INFORMATION PROVIDED =
....................

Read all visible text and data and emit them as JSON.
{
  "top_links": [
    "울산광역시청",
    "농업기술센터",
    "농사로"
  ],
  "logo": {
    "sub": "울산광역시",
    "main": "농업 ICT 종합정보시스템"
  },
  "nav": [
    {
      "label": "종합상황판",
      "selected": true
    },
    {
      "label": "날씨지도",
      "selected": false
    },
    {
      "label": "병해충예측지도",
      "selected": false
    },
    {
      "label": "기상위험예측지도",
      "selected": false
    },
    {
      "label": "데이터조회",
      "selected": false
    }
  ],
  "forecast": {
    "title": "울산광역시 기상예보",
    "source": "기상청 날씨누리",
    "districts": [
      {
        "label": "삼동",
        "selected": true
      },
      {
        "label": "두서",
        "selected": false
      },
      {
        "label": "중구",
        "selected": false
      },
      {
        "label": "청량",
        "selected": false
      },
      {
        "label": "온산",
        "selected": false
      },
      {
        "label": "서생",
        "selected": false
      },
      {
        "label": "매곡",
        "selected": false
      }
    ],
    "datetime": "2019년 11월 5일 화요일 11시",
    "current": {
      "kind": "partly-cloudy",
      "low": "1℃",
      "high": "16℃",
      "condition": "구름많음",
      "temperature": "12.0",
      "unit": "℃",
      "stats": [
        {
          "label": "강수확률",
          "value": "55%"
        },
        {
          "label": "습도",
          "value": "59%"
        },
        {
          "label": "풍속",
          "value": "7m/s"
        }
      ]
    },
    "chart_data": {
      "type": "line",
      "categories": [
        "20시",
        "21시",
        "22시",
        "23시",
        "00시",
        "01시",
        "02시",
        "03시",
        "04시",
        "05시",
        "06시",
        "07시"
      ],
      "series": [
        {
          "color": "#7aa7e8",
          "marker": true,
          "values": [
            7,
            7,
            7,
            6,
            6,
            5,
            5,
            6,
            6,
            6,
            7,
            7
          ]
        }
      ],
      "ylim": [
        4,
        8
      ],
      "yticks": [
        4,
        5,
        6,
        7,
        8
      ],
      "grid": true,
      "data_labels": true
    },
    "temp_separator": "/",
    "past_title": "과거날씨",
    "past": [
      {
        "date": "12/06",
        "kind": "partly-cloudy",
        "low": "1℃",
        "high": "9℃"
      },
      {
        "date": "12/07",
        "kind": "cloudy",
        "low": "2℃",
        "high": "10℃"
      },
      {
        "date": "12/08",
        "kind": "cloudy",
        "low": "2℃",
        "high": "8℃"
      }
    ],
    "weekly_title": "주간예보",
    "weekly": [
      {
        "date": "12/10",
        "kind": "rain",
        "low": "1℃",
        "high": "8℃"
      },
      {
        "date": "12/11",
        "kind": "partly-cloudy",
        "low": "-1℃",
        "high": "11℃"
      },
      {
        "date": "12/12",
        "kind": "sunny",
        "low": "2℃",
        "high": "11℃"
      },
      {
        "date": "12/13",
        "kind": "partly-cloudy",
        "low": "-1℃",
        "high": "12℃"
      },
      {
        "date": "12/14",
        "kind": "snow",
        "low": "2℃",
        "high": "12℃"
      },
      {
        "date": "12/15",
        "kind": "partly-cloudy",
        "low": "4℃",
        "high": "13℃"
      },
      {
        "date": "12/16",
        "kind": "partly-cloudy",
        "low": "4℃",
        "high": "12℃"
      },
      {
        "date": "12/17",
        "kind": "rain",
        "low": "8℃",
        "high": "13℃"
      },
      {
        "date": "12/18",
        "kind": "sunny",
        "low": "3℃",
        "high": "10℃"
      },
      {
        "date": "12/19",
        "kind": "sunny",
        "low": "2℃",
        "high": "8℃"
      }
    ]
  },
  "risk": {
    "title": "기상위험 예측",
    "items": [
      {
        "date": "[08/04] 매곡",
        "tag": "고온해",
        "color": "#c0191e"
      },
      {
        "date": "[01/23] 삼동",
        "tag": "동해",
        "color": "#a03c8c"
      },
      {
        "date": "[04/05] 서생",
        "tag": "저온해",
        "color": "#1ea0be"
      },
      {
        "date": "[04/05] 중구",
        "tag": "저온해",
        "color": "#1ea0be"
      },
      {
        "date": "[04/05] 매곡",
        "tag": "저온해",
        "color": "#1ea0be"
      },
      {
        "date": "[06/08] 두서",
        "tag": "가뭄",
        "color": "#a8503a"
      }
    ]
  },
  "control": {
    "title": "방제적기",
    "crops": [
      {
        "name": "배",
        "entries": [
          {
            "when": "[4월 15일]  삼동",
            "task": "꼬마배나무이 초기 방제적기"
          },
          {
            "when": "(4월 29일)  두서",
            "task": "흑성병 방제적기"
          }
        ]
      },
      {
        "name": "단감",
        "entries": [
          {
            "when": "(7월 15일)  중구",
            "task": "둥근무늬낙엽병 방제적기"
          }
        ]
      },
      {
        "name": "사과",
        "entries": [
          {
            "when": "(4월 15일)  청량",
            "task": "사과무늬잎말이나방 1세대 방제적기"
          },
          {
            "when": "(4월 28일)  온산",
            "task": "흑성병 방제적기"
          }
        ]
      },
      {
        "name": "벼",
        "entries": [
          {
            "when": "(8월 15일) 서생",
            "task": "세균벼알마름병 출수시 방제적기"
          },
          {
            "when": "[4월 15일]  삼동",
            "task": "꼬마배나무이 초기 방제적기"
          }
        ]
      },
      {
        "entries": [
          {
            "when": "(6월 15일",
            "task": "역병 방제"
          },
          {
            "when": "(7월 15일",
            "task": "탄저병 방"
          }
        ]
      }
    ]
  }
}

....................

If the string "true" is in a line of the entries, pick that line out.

RESPONSE TO THIS TASK =
      "selected": true
        "selected": true
          "marker": true,
      "grid": true,
      "data_labels": true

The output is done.